As always, the most telling factor about its background and intent is that the rear suspension is still leaf-sprung. The leafs are 100mm longer, 50mm wider apart and have a front attachment point 100mm further forward for more suppressed road vibrations and reduced body roll, especially when loaded, and while you don’t get the same kind of compliance that comes with coils, the tuning isn’t too bad at all. In some respects, the rougher the surface condition, the better it seems: Driven unladen on a corrugated gravel road I use often, the test was surprisingly serene, producing relatively few suspension thumps. Since the road has not improved in all the time I’ve known it, the conclusion is surely that the Hilux has.

At the front end, the set up is double wishbone with a fatter anti-roll bar, while damper rates all round have been revised. Again, the intent is to improve upon the road manners, particularly to improve stability at speed, and it seems that this has been achieved. The vehicle turns in with confidence and there’s a pleasing accuracy and assertiveness to the steering feel.

The overall height and towering 279mm ground clearance do influence cornering, but while body roll evinces earlier than in it would in a SUV, it will cope with some degree of heavy-handedness. The ESC, which has been tailored for loose surfaces, also does a good job of lending a helping hand without coming across as hamfisted and clattery. An unplanned full emergency stop was also a good opportunity to test some real-world braking performance: It did well.

Taking the PreRunner off formed roads and onto modest terrain wasn’t a challenge – the stability and traction controls seem smart enough to help the truck manage obstacles and surface conditions in which wheel-on-ground traction is not always certain. We also towed, taking a small utility trailer loaded with two sheep and three burly lambs to a neighbour’s farm as stage one of a resettlement drive that put one of the young ‘uns into our freezer. It was a decent load, if well short of the 3200kg cited maximum.

A sharp climbing left hand corner at the foot of my mate’s gravel drive provided the moment when we’d wished for all-wheel-drive; I’d been too cautious on first try and lost traction – so ended up with the ute simply wheelspinning its Dunlop Grandtracks uselessly.

Not even the hill hold could help. A reverse back onto flat land and a better runup sorted the situation, but it did provide a reminder of what you are giving away. Having less pressure in the tyres (or some weight on the deck, which is rated for just under a tonne in this format) might have sorted this, also. On the other hand, the brief open road run between our properties reminded that the anti-sway electronics, that sense when large loads are wandering at speed and uses the ESC to regain control, is a good function.

How it compares:

No argument: Previous Hilux was in the market almost two years too long. It needed to get better – a lot better. Even so, the improvements that have arrived are really impressive; a reminder that, as Japan’s largest vehicle maker, Toyota isn’t one to do things by halves.

In saying that, within a fortnight of the Hilux being returned we were driving a Ford Ranger, in XLT four-wheel-drive doublecab format. That’s a very impressive truck whose mid-life improvements have made it even more compelling.

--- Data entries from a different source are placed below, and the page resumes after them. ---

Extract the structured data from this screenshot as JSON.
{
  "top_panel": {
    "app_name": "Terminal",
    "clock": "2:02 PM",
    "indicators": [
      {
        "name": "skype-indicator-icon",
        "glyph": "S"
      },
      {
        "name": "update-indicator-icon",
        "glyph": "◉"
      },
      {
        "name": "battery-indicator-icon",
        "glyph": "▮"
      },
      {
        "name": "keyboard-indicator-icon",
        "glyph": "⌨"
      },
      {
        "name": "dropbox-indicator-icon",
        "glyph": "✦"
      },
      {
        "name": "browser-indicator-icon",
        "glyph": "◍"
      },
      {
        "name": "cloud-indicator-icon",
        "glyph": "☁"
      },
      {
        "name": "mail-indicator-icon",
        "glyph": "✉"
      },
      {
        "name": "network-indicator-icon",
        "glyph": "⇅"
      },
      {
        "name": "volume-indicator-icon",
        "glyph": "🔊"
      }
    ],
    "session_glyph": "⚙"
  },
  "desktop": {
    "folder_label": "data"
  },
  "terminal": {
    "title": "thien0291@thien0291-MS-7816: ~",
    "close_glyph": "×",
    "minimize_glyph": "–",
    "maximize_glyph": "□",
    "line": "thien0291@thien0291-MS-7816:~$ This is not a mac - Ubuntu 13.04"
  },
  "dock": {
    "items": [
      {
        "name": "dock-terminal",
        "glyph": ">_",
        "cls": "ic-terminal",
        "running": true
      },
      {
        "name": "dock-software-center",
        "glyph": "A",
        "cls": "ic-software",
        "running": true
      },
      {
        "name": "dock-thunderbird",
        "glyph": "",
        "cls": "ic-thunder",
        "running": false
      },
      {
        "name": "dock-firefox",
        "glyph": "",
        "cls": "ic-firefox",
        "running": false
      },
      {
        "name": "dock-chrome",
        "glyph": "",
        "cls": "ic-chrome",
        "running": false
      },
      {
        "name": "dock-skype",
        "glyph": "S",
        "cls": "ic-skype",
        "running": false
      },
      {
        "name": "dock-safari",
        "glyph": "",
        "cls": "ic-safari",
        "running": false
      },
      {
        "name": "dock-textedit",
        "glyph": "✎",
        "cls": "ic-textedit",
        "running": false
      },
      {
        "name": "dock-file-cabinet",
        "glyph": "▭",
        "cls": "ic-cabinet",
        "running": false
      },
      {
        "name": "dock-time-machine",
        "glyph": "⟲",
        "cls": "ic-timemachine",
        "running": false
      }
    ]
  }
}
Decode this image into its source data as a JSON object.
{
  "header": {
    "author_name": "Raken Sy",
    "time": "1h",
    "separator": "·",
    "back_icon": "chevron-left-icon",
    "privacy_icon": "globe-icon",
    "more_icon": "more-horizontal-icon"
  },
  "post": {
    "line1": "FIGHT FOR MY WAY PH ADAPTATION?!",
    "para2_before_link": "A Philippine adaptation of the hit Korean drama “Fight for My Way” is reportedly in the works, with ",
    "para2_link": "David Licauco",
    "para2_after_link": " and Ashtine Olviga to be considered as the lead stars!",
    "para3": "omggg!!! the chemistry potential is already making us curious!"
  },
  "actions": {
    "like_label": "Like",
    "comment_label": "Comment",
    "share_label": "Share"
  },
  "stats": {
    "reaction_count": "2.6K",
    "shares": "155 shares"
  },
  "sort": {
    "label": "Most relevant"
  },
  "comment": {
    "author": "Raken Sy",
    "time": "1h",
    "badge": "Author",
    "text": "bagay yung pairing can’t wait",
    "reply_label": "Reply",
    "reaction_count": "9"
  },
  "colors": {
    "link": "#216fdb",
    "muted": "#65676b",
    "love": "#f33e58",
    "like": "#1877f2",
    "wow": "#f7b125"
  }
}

The PreRunner is a whole new game for Toyota and in the format we tried it is an admirable effort. There was plenty to like and it would certainly fit into our own semi-rural lifestyle.

It’s as rugged as the four-wheel-drive and, if you don’t expect to full explore the latter’s all-terrain ability, then the premium for four-wheel-drive over PreRunner - between $10,000 and $15,000 depending on model – simply shouldn’t be spent.

The notable quality of the new Hilux is its huge improvement in refinement. The combination of this, along with the family friendly comfort, makes the PreRunner a very valid foil to that Ranger HiRider that has been making all the difference for Ford.